Twelve-year-old Ebony-Grace Norfleet has lived with her beloved grandfather Jeremiah in Huntsville, Alabama ever since she was little. As one of the first black engineers to integrate NASA, Jeremiah has nurtured Ebony-Grace's love for all things outer space and science fiction--especially Star Wars and Star Trek. But in the summer of 1984, when trouble arises with Jeremiah, it's decided she'll spend a few weeks with her father in Harlem. Harlem is an exciting and terrifying place for a sheltered girl from Hunstville, and Ebony-Grace's first instinct is to retreat into her imagination. But soon 126th Street begins to reveal that it has more in common with her beloved sci-fi adventures than she ever thought possible, and by summer's end, Ebony-Grace discovers that Harlem has a place for a girl whose eyes are always on the stars.
Prairie Lotus by Linda Sue Park
In Dakota Territory in the 1880s, half-Chinese Hanna and her white father face racism and resistance to change as they try to make a home for themselves.
Red Scare by Liam Francis Walsh
In the aftermath of the Korean War, Peggy's small hometown is rife with anti-Communist hysteria. But Peggy has bigger problems: She's struggling to recover from polio. Taunted by her classmates, Peggy just wants to be a normal kid, until she stumbles across a mysterious object that gives her the power to fly. Unscrupulous operatives from the American and Soviet governments seek the object to overturn the tense political stalemate, and Peggy finds herself smack in the middle of the Cold War arms race.
The Journey of Little Charlie by Christopher Paul Curtis
When his poor sharecropper father is killed in an accident and leaves the family in debt, twelve-year-old Little Charlie agrees to accompany fearsome plantation overseer Cap'n Buck north in pursuit of people who have stolen from him; Cap'n Buck tells Little Charlie that his father's debt will be cleared when the fugitives are captured, which seems like a good deal until Little Charlie comes face-to-face with the people he is chasing.
The Lucky Ones by  Linda Williams Jackson
It's 1967, and eleven-year-old Ellis Earl Brown has big dreams. He's going to grow up to be a teacher or a lawyer--or maybe both--and live in a big brick house in town. There'll always be enough food in the icebox, and his mama won't have to run herself ragged looking for work as a maid in order to support Ellis Earl and his eight siblings and niece, Vera. So Ellis Earl applies himself at school, soaking up the lessons that Mr. Foster teaches his class--particularly those about famous colored people like Mr. Thurgood Marshall and Miss Marian Wright--and borrowing books from his teacher's bookshelf. When Mr. Foster presents him with a copy of Charlie and the Chocolate Factory, Ellis Earl is amazed to encounter a family that's even worse off than his own--and is delighted by the Buckets' very happy ending.

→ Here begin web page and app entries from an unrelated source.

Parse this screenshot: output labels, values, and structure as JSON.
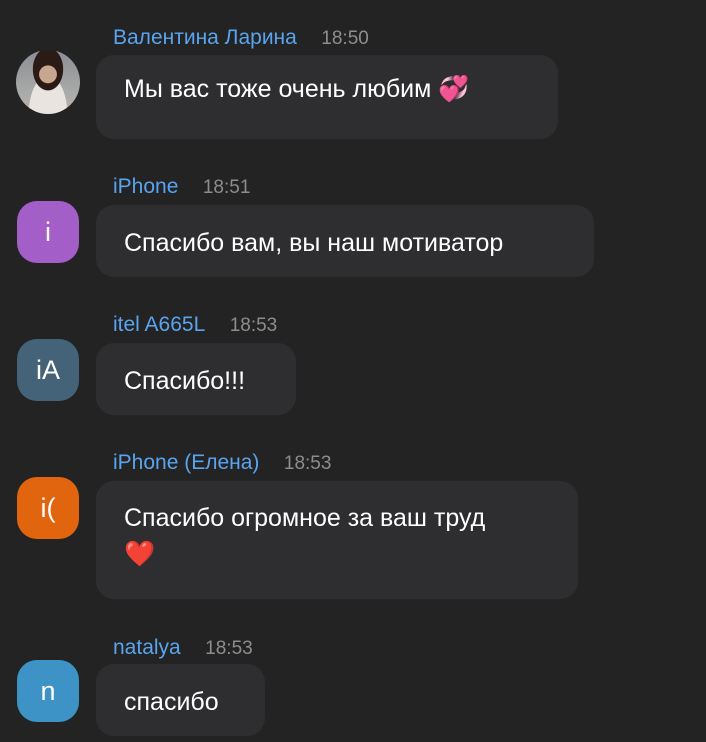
{
  "messages": [
    {
      "name": "Валентина Ларина",
      "time": "18:50",
      "avatar_text": "",
      "avatar_color": "",
      "text": "Мы вас тоже очень любим",
      "emoji": "💞"
    },
    {
      "name": "iPhone",
      "time": "18:51",
      "avatar_text": "i",
      "avatar_color": "#a35ec7",
      "text": "Спасибо вам, вы наш мотиватор",
      "emoji": ""
    },
    {
      "name": "itel A665L",
      "time": "18:53",
      "avatar_text": "iA",
      "avatar_color": "#446278",
      "text": "Спасибо!!!",
      "emoji": ""
    },
    {
      "name": "iPhone (Елена)",
      "time": "18:53",
      "avatar_text": "i(",
      "avatar_color": "#e0650e",
      "text": "Спасибо огромное за ваш труд",
      "emoji": "❤️"
    },
    {
      "name": "natalya",
      "time": "18:53",
      "avatar_text": "n",
      "avatar_color": "#3d93c6",
      "text": "спасибо",
      "emoji": ""
    }
  ],
  "colors": {
    "background": "#232323",
    "bubble": "#2e2e30",
    "name": "#5aa4ef",
    "time": "#8d8d8d"
  }
}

But when Mama tells Ellis Earl that he might need to quit school to help support the family, he wonders if happy endings are only possible in storybooks.

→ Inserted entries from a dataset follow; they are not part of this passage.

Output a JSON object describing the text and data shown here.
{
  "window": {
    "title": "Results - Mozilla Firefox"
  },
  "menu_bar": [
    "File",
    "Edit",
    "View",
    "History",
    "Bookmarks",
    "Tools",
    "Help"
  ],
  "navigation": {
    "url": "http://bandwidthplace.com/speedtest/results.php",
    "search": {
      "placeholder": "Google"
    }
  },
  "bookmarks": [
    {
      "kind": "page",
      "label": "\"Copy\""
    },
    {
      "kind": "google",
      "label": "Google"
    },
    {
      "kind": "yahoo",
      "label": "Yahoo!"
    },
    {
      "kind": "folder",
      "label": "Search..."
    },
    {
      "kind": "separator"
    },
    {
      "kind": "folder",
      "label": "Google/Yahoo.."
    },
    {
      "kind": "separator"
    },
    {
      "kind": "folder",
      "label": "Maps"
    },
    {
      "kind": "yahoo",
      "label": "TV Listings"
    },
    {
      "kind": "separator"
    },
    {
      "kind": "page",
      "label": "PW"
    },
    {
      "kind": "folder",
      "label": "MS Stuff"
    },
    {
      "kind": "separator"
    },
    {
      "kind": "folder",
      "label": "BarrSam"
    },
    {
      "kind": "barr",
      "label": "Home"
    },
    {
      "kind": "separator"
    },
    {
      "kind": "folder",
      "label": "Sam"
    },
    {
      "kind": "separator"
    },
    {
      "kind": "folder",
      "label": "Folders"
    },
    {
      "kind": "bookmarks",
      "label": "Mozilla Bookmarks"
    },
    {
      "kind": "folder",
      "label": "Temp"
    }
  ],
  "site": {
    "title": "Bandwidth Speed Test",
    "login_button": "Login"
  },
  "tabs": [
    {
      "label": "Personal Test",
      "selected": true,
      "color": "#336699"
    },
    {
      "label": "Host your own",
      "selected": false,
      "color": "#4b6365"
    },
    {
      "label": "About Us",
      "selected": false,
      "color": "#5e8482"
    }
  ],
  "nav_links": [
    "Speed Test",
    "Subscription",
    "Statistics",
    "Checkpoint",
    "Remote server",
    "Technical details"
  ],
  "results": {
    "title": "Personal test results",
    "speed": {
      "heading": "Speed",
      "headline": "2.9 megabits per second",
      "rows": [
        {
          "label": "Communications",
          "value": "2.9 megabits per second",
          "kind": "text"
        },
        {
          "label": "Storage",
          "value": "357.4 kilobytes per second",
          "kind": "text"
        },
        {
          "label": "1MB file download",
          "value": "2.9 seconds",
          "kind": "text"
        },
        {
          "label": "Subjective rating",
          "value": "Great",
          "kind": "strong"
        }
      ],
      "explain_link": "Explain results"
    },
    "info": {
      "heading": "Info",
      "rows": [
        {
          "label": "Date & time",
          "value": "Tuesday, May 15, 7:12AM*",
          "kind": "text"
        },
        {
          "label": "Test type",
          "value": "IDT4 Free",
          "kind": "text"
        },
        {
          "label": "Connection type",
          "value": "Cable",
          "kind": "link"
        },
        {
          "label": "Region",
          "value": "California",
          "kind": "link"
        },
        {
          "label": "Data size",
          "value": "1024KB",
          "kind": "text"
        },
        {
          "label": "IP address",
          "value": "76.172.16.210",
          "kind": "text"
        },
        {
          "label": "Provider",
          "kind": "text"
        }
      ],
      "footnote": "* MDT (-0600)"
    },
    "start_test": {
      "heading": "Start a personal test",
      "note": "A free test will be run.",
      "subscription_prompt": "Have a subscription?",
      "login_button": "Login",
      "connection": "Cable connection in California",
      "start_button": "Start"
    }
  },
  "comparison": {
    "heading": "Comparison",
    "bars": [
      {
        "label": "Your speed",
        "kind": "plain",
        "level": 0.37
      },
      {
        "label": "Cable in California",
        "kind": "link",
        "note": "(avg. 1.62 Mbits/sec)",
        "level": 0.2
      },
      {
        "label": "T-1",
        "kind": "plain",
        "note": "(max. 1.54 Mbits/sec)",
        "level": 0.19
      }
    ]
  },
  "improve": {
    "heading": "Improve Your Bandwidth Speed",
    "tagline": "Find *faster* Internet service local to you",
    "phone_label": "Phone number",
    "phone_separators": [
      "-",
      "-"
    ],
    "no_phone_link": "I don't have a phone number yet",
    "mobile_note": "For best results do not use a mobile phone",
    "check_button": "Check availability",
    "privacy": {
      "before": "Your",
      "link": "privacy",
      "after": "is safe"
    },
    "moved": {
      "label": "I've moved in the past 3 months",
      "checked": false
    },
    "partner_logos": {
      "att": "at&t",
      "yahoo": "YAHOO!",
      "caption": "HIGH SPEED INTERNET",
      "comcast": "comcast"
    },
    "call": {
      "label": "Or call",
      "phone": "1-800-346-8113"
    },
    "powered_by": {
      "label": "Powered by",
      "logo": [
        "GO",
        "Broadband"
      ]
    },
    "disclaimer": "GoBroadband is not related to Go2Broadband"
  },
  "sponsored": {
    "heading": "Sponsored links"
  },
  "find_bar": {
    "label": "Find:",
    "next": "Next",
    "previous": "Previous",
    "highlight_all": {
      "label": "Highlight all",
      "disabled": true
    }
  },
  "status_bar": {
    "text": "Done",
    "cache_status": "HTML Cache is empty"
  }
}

The Nerviest Girl in the World by  Melissa Wiley
Pearl lives on a ranch where her chores include collecting eggs and feeding ornery ostriches. She has three older brothers, who don't coddle her at all. And she knows a thing or two about horses, too. One day, Pearl's brothers get cushy jobs doing stunts for this new form of entertainment called moving pictures. They're the Daredevil Donnelly Brothers, a Death-Defying Cowboy Trio. Before she knows it, Pearl has stumbled into being a stunt girl herself-and dreams of becoming a star. The only problem is, her mother has no idea what she's up to. And let's just say she wouldn't be too happy to find out that Pearl's been jumping out of burning buildings in her spare time.

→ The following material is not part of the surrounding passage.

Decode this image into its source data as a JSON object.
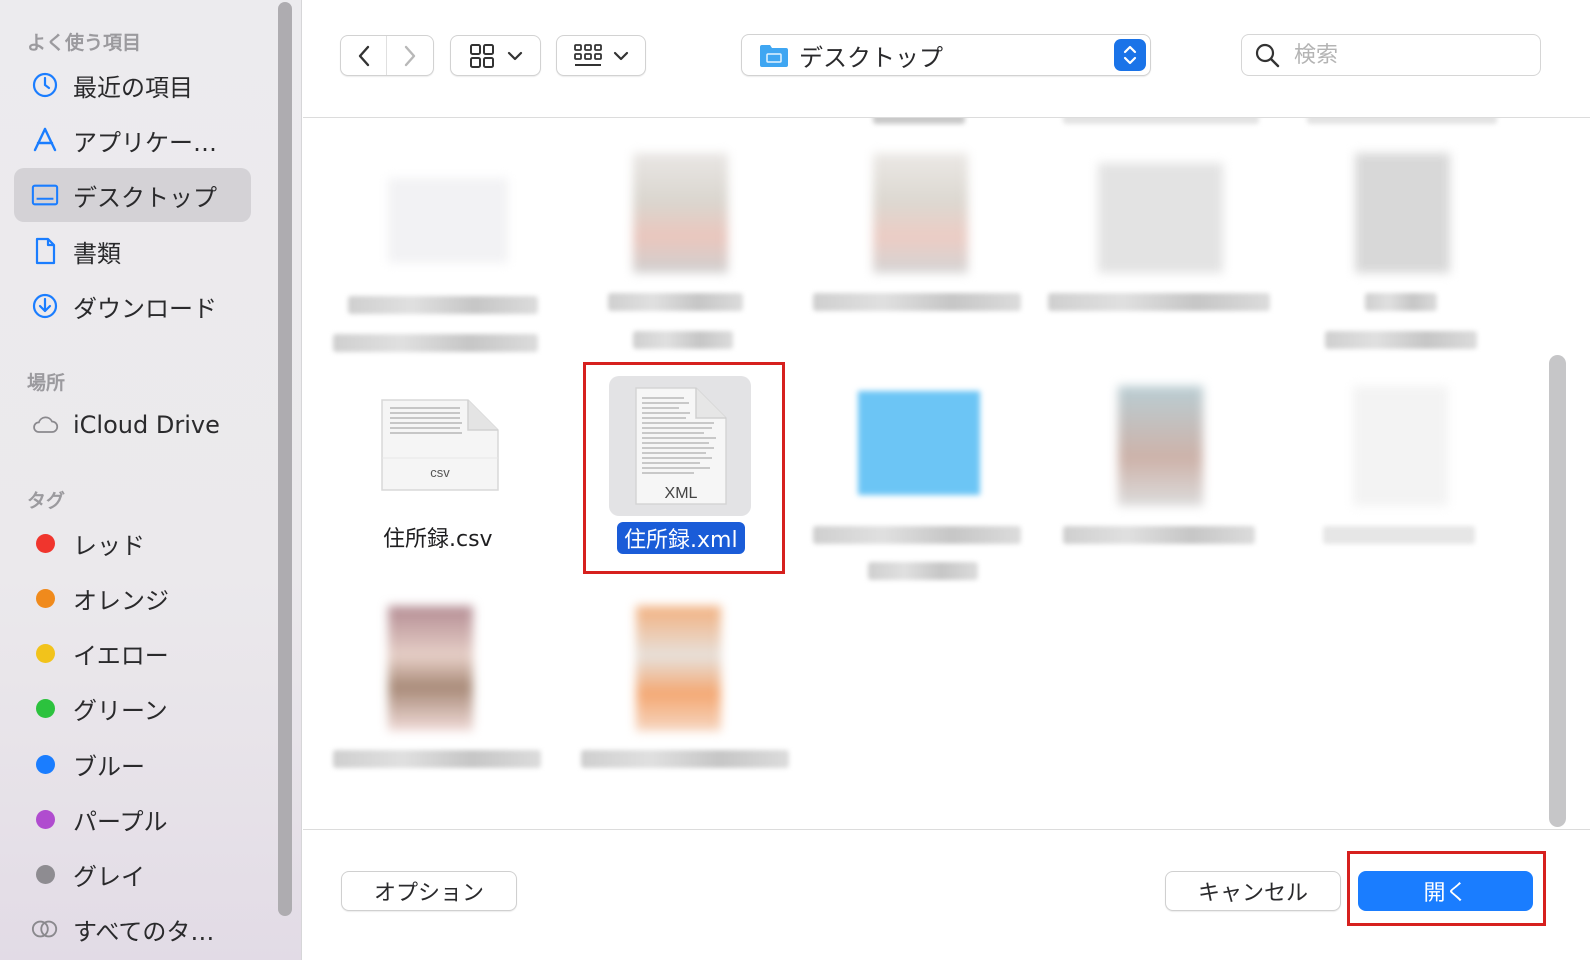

Troublemaker by  John Cho
On the first night of rioting in the wake of the Rodney King verdict, Jordan's father leaves to check on the family store, spurring twelve-year-old Jordan and his friends to embark on a dangerous journey through South Central and Koreatown to come to his aid, encountering the racism within their community as they go.
Updated 09/21/2022